We also are working with activists throughout the country to persuade local councils to support an amendment – and to do so the second week of June as part of, “Resolutions Week.” Resolutions Week and other efforts by other organizations — as well as congressional lawmakers — will be the focus of a congressional Summit on Capitol Hill this Wednesday (Facebook event invite link, here). Public Citizen is pleased to have had the opportunity to help facilitate and witness the growth of an ever-more powerful team of lawmakers, organizational allies and activists that are determined to make sure the voices of everyday people are not drowned out by mega-rich individuals and corporations. This summit is a signal: This movement is the real thing. We are determined. We are growing and together we will ensure that our democracy is for the people and by the people.
Breakfast cereals equivalent in nutritional value to Twinkies are heavily marketed to children using cartoon mascots and online “advergames.” Schools display advertisements for everything from fast food to the U.S. Army on every available surface, from lockers to flat-screen televisions in cafeterias to report cards. Corporations hire student “brand ambassadors” on college campuses to subtly push their product on classmates and friends. Public art galleries, subway stops, and roadways are named for the highest corporate bidder. Historic bridges and parks are draped with advertisements. Infant formula makers market their products in doctors’ offices and hospitals.
These examples are all evidence of the rapidly growing space that commercial culture has come to occupy within our society. As large a space as they may already inhabit in our lives, corporations are seeking still more facets of our society that can be put up “for sale,” never mind the higher values that get trampled in the process – values like family, community, environmental integrity, and democracy. That’s why Commercial Alert, a project of Public Citizen, has no shortage of work to do.

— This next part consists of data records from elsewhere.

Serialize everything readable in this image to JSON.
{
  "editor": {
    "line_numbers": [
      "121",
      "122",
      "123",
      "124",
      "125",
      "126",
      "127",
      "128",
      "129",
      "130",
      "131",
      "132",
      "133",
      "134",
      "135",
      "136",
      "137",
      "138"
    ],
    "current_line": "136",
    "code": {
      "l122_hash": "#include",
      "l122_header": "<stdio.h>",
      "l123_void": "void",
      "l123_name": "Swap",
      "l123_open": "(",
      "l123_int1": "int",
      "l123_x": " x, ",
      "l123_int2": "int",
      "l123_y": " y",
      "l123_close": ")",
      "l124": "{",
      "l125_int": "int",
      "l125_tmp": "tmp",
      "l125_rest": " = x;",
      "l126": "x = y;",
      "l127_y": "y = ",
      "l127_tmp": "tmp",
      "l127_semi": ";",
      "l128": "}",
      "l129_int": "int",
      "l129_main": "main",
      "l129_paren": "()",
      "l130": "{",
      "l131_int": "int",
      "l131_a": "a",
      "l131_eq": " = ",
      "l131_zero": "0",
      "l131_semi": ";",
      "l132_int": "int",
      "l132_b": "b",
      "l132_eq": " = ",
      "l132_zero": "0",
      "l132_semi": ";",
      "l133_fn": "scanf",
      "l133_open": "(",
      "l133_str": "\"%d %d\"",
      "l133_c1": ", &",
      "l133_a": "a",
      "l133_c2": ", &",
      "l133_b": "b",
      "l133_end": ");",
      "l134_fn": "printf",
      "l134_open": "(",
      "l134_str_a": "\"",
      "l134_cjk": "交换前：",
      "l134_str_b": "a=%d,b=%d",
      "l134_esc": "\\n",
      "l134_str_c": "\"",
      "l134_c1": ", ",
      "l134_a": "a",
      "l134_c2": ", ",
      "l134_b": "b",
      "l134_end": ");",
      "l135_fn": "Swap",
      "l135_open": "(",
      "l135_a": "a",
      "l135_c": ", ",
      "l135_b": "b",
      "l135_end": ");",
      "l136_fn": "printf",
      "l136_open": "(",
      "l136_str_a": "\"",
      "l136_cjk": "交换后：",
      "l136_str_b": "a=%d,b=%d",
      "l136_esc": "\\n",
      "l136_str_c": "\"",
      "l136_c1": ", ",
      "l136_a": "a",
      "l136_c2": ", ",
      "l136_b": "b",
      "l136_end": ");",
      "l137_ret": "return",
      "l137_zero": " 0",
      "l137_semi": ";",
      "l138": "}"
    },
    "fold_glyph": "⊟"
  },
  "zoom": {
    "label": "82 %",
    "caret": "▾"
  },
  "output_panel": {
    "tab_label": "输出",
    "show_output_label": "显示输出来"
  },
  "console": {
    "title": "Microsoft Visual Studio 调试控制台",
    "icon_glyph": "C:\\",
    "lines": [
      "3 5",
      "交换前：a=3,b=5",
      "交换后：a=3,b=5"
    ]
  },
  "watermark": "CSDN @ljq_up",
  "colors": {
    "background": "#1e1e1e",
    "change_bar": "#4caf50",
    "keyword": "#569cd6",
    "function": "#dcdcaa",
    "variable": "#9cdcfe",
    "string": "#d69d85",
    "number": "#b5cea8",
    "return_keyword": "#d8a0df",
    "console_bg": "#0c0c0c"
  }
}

Ralph Nader and Gary Ruskin founded Commercial Alert in 1998, seeking to keep commercial culture within its proper sphere. Since then, Commercial Alert has fought to lay down boundaries that preserve crucial spaces in our culture as commercial-free. Commercial Alert has stood up for children’s rights to be free of commercialism in schools, parks, libraries, and other public spaces. We’ve demanded that government be a vehicle for democracy, not commercial advertising, fighting back against plans to advertise on government vehicles, history-laden bridges and buildings, and in cultural institutions. We’ve decried the number one public health disaster of our times – marketing-related diseases, including obesity, smoking-related illnesses, diabetes, and many more.
Despite successes along the way, the fight is far from over. As those intent on putting everything and everyone up for sale wage their war on our culture, Commercial Alert continues to resist the spread of commercial culture – now as an important part of Public Citizen. We’re confident that supporters of Public Citizen will find that Commercial Alert’s upcoming campaigns address crucial issues that are important to them – issues that fit well with Public Citizen’s historic concerns about unchecked corporate power and consumer protection. And supporters of Commercial Alert who have been eagerly awaiting our return to action after a brief hiatus will be excited to see the powerful connections between Public Citizen’s work and Commercial Alert’s goals, connections that will enable us to combat excessive commercial culture even more effectively.